PROBLEM TO WORK ON: Where a line holds the word "main", copy it from the records.
○ ○ ○ ○
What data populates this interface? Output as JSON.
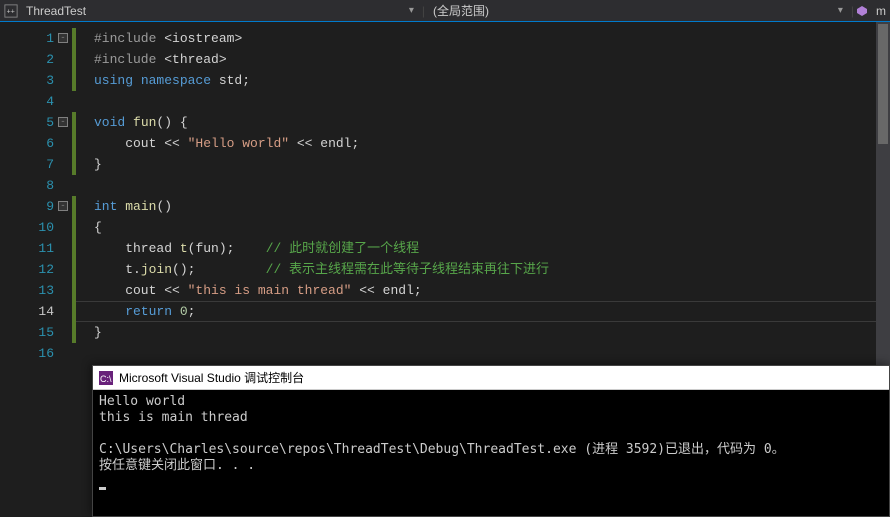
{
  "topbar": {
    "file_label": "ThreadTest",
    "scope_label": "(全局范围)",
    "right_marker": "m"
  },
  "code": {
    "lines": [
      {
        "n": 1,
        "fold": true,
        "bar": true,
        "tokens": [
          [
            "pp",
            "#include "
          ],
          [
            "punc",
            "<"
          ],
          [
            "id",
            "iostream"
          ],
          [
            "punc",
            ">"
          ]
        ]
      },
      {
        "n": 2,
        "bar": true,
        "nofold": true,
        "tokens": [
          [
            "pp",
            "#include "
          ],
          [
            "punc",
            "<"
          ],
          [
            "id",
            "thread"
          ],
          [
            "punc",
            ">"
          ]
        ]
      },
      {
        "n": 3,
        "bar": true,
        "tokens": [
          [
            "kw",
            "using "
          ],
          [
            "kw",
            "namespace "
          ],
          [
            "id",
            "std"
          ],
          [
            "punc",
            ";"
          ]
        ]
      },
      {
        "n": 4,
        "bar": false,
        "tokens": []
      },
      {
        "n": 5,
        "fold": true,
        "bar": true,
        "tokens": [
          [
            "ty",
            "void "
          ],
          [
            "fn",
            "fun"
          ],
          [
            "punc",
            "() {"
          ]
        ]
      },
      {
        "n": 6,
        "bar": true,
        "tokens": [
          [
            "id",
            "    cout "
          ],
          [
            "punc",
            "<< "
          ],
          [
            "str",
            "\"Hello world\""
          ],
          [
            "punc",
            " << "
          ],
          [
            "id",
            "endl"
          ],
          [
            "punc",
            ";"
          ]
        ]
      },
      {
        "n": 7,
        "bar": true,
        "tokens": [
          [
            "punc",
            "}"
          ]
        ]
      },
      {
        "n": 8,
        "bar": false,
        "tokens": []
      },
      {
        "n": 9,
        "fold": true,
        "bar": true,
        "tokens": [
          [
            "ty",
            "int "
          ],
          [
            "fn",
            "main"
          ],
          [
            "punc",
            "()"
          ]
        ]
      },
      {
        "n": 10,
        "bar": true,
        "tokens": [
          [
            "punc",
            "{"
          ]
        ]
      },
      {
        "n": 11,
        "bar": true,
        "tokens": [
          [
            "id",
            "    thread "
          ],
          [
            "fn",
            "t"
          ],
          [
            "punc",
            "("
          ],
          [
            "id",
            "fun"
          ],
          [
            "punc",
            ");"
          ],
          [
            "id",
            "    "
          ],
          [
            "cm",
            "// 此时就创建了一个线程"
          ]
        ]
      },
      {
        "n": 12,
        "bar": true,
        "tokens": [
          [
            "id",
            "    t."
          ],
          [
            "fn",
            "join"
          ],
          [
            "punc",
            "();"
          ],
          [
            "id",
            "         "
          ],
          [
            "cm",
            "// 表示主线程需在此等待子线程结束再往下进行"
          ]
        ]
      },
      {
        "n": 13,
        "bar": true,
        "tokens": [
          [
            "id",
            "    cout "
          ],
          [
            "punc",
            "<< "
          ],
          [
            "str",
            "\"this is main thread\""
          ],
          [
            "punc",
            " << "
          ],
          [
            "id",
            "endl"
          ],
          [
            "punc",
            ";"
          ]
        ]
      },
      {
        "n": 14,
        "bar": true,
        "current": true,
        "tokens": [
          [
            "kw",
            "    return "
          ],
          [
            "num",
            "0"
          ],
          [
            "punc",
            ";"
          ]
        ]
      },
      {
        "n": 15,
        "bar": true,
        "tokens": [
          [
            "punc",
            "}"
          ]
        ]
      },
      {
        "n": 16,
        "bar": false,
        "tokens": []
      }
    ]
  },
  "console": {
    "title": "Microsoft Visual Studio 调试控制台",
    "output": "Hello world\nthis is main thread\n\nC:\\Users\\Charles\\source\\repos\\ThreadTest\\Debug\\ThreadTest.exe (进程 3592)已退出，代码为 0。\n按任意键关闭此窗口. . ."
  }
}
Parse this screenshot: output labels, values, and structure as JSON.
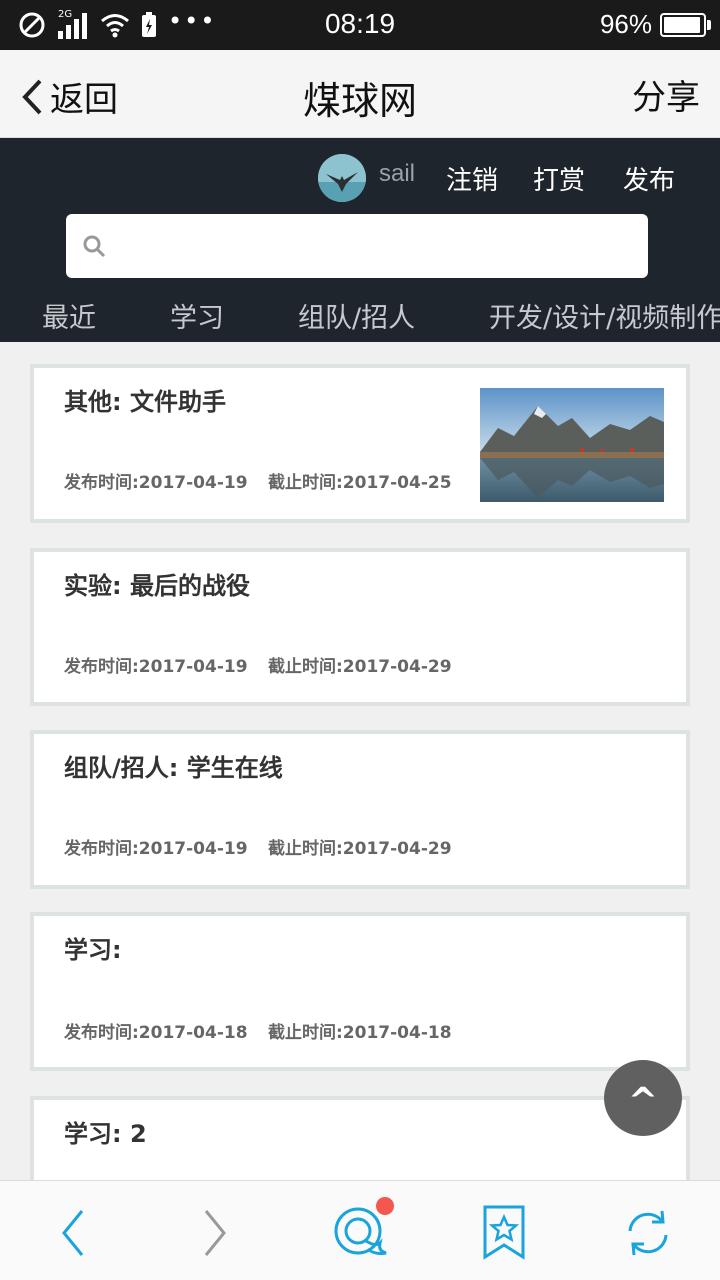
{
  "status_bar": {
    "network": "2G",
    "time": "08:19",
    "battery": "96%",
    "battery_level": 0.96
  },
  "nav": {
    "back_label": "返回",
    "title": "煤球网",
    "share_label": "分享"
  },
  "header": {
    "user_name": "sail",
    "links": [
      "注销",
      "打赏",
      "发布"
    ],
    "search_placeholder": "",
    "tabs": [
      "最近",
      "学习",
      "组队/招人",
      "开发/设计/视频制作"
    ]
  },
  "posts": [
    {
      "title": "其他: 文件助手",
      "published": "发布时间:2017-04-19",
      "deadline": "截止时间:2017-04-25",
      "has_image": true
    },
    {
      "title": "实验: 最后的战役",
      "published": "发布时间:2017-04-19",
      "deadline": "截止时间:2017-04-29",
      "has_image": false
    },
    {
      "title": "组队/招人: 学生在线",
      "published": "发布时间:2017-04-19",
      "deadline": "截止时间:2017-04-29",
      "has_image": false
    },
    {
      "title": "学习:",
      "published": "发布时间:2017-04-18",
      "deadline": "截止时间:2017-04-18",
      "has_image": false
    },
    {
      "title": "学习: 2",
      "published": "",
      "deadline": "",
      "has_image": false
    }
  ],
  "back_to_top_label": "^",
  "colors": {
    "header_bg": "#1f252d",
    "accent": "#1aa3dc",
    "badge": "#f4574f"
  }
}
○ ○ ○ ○
TASK RESULT:
            "main"
            "\"this is main thread\""
    "output": "Hello world\nthis is main thread\n\nC:\\Users\\Charles\\source\\repos\\ThreadTest\\Debug\\ThreadTest.exe (进程 3592)已退出，代码为 0。\n按任意键关闭此窗口. . ."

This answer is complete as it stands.